What the task requires » Give back a single number: the count of lines in the data that contain the string "vulnerabilities".

Given data »
━━━━━━━━

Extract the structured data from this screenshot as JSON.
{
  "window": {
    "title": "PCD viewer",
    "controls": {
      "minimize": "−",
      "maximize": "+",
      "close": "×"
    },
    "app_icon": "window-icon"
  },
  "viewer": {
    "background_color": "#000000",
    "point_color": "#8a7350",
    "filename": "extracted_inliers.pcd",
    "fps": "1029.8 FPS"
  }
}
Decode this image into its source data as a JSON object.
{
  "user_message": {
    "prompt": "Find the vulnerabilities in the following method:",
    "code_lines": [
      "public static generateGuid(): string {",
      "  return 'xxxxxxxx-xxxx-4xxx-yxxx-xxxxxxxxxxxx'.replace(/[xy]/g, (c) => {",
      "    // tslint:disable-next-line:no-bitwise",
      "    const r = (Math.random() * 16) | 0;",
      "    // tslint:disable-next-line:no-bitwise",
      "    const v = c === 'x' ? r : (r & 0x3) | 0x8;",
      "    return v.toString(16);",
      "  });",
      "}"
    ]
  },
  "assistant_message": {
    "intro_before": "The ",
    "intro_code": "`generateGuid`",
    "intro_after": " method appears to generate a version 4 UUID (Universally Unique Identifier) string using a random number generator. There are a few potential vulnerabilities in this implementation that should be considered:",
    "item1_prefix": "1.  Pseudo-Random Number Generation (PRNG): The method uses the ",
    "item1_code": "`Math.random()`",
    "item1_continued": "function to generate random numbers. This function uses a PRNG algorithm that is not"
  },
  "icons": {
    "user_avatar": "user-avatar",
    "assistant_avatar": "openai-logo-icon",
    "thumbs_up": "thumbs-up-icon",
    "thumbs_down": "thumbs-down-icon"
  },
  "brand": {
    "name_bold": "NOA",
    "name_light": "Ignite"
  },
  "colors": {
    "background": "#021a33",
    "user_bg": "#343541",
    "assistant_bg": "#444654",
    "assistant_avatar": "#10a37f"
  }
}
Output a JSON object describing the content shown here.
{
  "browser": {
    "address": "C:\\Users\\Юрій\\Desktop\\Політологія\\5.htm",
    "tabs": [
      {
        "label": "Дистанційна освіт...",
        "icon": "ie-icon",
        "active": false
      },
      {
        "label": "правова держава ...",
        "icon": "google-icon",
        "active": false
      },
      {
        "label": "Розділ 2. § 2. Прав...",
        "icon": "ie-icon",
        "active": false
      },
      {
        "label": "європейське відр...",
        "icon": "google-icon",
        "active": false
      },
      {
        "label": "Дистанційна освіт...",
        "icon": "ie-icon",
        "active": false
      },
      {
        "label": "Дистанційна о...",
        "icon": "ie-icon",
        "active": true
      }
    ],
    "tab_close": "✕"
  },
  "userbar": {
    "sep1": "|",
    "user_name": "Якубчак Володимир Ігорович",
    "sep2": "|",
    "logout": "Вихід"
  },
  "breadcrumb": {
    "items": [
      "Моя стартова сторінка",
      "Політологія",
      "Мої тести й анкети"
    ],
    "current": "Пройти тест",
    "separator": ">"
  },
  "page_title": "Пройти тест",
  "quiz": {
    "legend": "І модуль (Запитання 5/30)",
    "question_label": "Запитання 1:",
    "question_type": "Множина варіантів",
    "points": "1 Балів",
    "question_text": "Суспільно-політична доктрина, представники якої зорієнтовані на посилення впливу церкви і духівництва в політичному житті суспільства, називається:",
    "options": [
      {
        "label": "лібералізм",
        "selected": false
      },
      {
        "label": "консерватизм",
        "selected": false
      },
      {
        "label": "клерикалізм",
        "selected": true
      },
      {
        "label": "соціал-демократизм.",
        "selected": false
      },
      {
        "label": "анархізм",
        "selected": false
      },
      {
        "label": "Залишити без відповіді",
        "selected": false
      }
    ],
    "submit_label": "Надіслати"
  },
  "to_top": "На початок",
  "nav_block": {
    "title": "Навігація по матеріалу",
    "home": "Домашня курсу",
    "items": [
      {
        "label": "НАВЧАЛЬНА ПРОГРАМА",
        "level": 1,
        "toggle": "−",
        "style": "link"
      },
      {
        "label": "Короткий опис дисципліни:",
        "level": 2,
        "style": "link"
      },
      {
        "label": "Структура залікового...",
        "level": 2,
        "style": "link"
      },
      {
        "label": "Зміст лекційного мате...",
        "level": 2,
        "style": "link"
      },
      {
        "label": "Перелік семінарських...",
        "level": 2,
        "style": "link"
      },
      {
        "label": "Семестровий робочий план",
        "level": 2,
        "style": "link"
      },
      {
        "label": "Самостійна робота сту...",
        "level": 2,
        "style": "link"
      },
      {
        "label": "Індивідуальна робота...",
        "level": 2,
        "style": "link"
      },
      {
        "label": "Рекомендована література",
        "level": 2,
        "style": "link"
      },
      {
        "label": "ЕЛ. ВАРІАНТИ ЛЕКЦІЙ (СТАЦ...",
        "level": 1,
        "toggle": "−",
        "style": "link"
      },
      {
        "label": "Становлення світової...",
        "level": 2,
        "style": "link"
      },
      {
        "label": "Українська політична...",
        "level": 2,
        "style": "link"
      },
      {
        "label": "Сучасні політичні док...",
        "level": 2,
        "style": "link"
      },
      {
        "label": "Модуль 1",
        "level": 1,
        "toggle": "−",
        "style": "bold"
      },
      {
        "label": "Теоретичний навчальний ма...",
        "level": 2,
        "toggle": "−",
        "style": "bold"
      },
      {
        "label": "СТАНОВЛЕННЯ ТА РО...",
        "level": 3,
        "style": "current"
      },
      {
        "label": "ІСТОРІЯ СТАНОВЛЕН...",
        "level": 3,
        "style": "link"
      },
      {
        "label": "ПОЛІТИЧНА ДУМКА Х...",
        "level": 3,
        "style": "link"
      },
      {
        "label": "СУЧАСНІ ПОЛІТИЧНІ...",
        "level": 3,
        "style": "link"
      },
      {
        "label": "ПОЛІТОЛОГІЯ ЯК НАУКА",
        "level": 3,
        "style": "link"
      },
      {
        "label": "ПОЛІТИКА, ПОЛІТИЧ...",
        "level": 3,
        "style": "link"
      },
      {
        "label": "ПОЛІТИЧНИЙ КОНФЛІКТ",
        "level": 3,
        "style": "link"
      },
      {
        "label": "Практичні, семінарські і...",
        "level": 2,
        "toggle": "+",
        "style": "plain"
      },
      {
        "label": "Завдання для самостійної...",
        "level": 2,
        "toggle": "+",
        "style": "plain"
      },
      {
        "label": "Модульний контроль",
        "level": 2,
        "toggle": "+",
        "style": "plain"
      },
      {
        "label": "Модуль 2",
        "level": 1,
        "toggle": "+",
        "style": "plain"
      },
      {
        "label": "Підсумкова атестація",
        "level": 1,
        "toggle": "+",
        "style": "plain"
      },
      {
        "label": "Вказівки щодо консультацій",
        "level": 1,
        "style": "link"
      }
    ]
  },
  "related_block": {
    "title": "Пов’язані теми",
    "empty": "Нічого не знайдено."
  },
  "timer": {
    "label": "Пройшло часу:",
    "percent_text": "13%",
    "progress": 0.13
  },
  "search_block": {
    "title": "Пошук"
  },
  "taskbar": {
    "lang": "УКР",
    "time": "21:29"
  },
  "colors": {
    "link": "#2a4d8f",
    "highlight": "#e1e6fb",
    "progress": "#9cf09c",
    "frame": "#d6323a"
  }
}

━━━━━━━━

Solution for this task » 2